═════ Exercise material
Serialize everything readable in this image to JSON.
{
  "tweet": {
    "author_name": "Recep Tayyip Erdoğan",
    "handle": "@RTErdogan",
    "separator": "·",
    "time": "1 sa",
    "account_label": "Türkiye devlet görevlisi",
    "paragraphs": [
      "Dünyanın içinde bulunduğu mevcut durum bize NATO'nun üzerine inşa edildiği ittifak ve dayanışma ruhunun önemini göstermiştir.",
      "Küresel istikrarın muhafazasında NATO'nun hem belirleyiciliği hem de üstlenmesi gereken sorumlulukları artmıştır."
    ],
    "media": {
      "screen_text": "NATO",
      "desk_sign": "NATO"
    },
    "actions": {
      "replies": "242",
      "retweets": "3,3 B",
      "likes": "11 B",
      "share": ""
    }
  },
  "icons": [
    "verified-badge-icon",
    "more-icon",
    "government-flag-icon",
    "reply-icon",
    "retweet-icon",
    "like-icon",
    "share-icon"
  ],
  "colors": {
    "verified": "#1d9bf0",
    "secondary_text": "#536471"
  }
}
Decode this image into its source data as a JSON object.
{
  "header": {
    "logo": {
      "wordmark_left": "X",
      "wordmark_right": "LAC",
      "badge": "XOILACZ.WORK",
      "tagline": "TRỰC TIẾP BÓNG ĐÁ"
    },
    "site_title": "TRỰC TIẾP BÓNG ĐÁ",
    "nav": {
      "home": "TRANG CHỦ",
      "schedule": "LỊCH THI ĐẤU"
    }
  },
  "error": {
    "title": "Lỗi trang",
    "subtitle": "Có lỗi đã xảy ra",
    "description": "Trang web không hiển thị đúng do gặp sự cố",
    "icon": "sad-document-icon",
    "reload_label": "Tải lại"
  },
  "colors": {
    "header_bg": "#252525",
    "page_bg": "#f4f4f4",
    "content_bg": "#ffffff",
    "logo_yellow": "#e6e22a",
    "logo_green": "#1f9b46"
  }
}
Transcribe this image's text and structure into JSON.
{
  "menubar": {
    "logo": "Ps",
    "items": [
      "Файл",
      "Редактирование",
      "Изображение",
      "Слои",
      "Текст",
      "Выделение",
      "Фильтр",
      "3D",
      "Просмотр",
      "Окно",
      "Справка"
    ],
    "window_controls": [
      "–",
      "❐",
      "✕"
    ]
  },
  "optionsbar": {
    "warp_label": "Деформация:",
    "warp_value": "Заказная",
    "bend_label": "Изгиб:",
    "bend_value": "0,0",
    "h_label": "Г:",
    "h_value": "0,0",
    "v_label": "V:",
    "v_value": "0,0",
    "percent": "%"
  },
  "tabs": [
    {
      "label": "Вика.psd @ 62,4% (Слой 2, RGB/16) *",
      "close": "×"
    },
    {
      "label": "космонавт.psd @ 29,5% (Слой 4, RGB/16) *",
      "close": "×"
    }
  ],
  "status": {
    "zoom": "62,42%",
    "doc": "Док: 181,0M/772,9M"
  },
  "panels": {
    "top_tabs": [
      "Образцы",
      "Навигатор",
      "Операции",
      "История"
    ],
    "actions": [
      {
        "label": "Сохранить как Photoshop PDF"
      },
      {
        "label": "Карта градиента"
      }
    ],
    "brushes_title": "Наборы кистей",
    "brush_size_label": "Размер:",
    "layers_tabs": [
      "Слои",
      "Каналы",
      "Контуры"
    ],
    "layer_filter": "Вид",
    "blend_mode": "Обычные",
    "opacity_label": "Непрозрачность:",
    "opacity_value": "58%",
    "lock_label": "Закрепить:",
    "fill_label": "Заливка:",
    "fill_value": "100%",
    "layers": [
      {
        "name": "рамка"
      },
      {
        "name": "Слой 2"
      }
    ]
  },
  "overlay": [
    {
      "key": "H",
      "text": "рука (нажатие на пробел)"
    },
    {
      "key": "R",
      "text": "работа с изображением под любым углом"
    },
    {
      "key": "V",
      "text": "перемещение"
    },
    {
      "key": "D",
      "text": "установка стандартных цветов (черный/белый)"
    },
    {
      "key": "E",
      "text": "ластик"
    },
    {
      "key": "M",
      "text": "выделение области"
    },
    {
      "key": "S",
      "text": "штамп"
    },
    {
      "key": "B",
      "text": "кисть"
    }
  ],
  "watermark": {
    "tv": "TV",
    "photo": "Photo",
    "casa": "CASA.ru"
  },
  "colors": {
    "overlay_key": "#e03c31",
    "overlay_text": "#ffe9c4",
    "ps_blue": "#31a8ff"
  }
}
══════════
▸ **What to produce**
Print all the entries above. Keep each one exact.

▸ **Response**
Serialize everything readable in this image to JSON.
{
  "tweet": {
    "author_name": "Recep Tayyip Erdoğan",
    "handle": "@RTErdogan",
    "separator": "·",
    "time": "1 sa",
    "account_label": "Türkiye devlet görevlisi",
    "paragraphs": [
      "Dünyanın içinde bulunduğu mevcut durum bize NATO'nun üzerine inşa edildiği ittifak ve dayanışma ruhunun önemini göstermiştir.",
      "Küresel istikrarın muhafazasında NATO'nun hem belirleyiciliği hem de üstlenmesi gereken sorumlulukları artmıştır."
    ],
    "media": {
      "screen_text": "NATO",
      "desk_sign": "NATO"
    },
    "actions": {
      "replies": "242",
      "retweets": "3,3 B",
      "likes": "11 B",
      "share": ""
    }
  },
  "icons": [
    "verified-badge-icon",
    "more-icon",
    "government-flag-icon",
    "reply-icon",
    "retweet-icon",
    "like-icon",
    "share-icon"
  ],
  "colors": {
    "verified": "#1d9bf0",
    "secondary_text": "#536471"
  }
}
Decode this image into its source data as a JSON object.
{
  "header": {
    "logo": {
      "wordmark_left": "X",
      "wordmark_right": "LAC",
      "badge": "XOILACZ.WORK",
      "tagline": "TRỰC TIẾP BÓNG ĐÁ"
    },
    "site_title": "TRỰC TIẾP BÓNG ĐÁ",
    "nav": {
      "home": "TRANG CHỦ",
      "schedule": "LỊCH THI ĐẤU"
    }
  },
  "error": {
    "title": "Lỗi trang",
    "subtitle": "Có lỗi đã xảy ra",
    "description": "Trang web không hiển thị đúng do gặp sự cố",
    "icon": "sad-document-icon",
    "reload_label": "Tải lại"
  },
  "colors": {
    "header_bg": "#252525",
    "page_bg": "#f4f4f4",
    "content_bg": "#ffffff",
    "logo_yellow": "#e6e22a",
    "logo_green": "#1f9b46"
  }
}
Transcribe this image's text and structure into JSON.
{
  "menubar": {
    "logo": "Ps",
    "items": [
      "Файл",
      "Редактирование",
      "Изображение",
      "Слои",
      "Текст",
      "Выделение",
      "Фильтр",
      "3D",
      "Просмотр",
      "Окно",
      "Справка"
    ],
    "window_controls": [
      "–",
      "❐",
      "✕"
    ]
  },
  "optionsbar": {
    "warp_label": "Деформация:",
    "warp_value": "Заказная",
    "bend_label": "Изгиб:",
    "bend_value": "0,0",
    "h_label": "Г:",
    "h_value": "0,0",
    "v_label": "V:",
    "v_value": "0,0",
    "percent": "%"
  },
  "tabs": [
    {
      "label": "Вика.psd @ 62,4% (Слой 2, RGB/16) *",
      "close": "×"
    },
    {
      "label": "космонавт.psd @ 29,5% (Слой 4, RGB/16) *",
      "close": "×"
    }
  ],
  "status": {
    "zoom": "62,42%",
    "doc": "Док: 181,0M/772,9M"
  },
  "panels": {
    "top_tabs": [
      "Образцы",
      "Навигатор",
      "Операции",
      "История"
    ],
    "actions": [
      {
        "label": "Сохранить как Photoshop PDF"
      },
      {
        "label": "Карта градиента"
      }
    ],
    "brushes_title": "Наборы кистей",
    "brush_size_label": "Размер:",
    "layers_tabs": [
      "Слои",
      "Каналы",
      "Контуры"
    ],
    "layer_filter": "Вид",
    "blend_mode": "Обычные",
    "opacity_label": "Непрозрачность:",
    "opacity_value": "58%",
    "lock_label": "Закрепить:",
    "fill_label": "Заливка:",
    "fill_value": "100%",
    "layers": [
      {
        "name": "рамка"
      },
      {
        "name": "Слой 2"
      }
    ]
  },
  "overlay": [
    {
      "key": "H",
      "text": "рука (нажатие на пробел)"
    },
    {
      "key": "R",
      "text": "работа с изображением под любым углом"
    },
    {
      "key": "V",
      "text": "перемещение"
    },
    {
      "key": "D",
      "text": "установка стандартных цветов (черный/белый)"
    },
    {
      "key": "E",
      "text": "ластик"
    },
    {
      "key": "M",
      "text": "выделение области"
    },
    {
      "key": "S",
      "text": "штамп"
    },
    {
      "key": "B",
      "text": "кисть"
    }
  ],
  "watermark": {
    "tv": "TV",
    "photo": "Photo",
    "casa": "CASA.ru"
  },
  "colors": {
    "overlay_key": "#e03c31",
    "overlay_text": "#ffe9c4",
    "ps_blue": "#31a8ff"
  }
}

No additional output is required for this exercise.